===== RECORDS FOR THIS TASK

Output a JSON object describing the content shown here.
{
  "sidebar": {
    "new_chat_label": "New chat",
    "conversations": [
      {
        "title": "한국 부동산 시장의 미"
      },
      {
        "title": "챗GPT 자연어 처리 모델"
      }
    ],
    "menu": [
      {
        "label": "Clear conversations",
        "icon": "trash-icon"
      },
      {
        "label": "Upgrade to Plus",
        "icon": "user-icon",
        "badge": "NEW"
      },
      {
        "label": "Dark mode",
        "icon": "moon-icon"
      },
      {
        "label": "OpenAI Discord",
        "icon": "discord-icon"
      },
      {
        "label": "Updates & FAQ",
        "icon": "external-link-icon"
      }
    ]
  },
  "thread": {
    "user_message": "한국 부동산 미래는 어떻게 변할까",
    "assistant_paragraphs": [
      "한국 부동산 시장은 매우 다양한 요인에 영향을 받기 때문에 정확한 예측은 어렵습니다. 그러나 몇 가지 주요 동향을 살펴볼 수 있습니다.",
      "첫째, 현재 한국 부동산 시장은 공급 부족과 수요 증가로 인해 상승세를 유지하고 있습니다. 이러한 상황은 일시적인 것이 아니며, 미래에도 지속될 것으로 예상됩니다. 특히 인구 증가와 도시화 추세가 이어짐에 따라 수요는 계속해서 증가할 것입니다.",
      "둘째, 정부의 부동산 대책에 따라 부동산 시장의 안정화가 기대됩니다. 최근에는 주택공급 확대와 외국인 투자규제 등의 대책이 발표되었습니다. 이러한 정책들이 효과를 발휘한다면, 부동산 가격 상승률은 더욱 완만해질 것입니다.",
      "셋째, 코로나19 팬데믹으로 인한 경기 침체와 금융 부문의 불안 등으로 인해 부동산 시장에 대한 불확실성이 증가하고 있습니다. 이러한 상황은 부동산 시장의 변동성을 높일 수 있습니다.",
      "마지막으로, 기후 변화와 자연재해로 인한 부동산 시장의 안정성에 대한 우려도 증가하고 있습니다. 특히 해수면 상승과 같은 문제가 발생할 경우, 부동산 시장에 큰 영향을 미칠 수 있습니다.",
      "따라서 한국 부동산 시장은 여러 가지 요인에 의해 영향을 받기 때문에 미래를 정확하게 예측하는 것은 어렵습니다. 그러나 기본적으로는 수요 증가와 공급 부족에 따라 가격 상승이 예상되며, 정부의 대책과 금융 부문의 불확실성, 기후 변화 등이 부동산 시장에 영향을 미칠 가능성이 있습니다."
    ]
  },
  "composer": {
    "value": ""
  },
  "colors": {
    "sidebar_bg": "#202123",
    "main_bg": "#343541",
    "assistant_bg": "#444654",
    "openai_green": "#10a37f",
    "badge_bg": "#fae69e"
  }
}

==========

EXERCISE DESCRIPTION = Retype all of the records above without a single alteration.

PROBLEM SOLUTION =
Output a JSON object describing the content shown here.
{
  "sidebar": {
    "new_chat_label": "New chat",
    "conversations": [
      {
        "title": "한국 부동산 시장의 미"
      },
      {
        "title": "챗GPT 자연어 처리 모델"
      }
    ],
    "menu": [
      {
        "label": "Clear conversations",
        "icon": "trash-icon"
      },
      {
        "label": "Upgrade to Plus",
        "icon": "user-icon",
        "badge": "NEW"
      },
      {
        "label": "Dark mode",
        "icon": "moon-icon"
      },
      {
        "label": "OpenAI Discord",
        "icon": "discord-icon"
      },
      {
        "label": "Updates & FAQ",
        "icon": "external-link-icon"
      }
    ]
  },
  "thread": {
    "user_message": "한국 부동산 미래는 어떻게 변할까",
    "assistant_paragraphs": [
      "한국 부동산 시장은 매우 다양한 요인에 영향을 받기 때문에 정확한 예측은 어렵습니다. 그러나 몇 가지 주요 동향을 살펴볼 수 있습니다.",
      "첫째, 현재 한국 부동산 시장은 공급 부족과 수요 증가로 인해 상승세를 유지하고 있습니다. 이러한 상황은 일시적인 것이 아니며, 미래에도 지속될 것으로 예상됩니다. 특히 인구 증가와 도시화 추세가 이어짐에 따라 수요는 계속해서 증가할 것입니다.",
      "둘째, 정부의 부동산 대책에 따라 부동산 시장의 안정화가 기대됩니다. 최근에는 주택공급 확대와 외국인 투자규제 등의 대책이 발표되었습니다. 이러한 정책들이 효과를 발휘한다면, 부동산 가격 상승률은 더욱 완만해질 것입니다.",
      "셋째, 코로나19 팬데믹으로 인한 경기 침체와 금융 부문의 불안 등으로 인해 부동산 시장에 대한 불확실성이 증가하고 있습니다. 이러한 상황은 부동산 시장의 변동성을 높일 수 있습니다.",
      "마지막으로, 기후 변화와 자연재해로 인한 부동산 시장의 안정성에 대한 우려도 증가하고 있습니다. 특히 해수면 상승과 같은 문제가 발생할 경우, 부동산 시장에 큰 영향을 미칠 수 있습니다.",
      "따라서 한국 부동산 시장은 여러 가지 요인에 의해 영향을 받기 때문에 미래를 정확하게 예측하는 것은 어렵습니다. 그러나 기본적으로는 수요 증가와 공급 부족에 따라 가격 상승이 예상되며, 정부의 대책과 금융 부문의 불확실성, 기후 변화 등이 부동산 시장에 영향을 미칠 가능성이 있습니다."
    ]
  },
  "composer": {
    "value": ""
  },
  "colors": {
    "sidebar_bg": "#202123",
    "main_bg": "#343541",
    "assistant_bg": "#444654",
    "openai_green": "#10a37f",
    "badge_bg": "#fae69e"
  }
}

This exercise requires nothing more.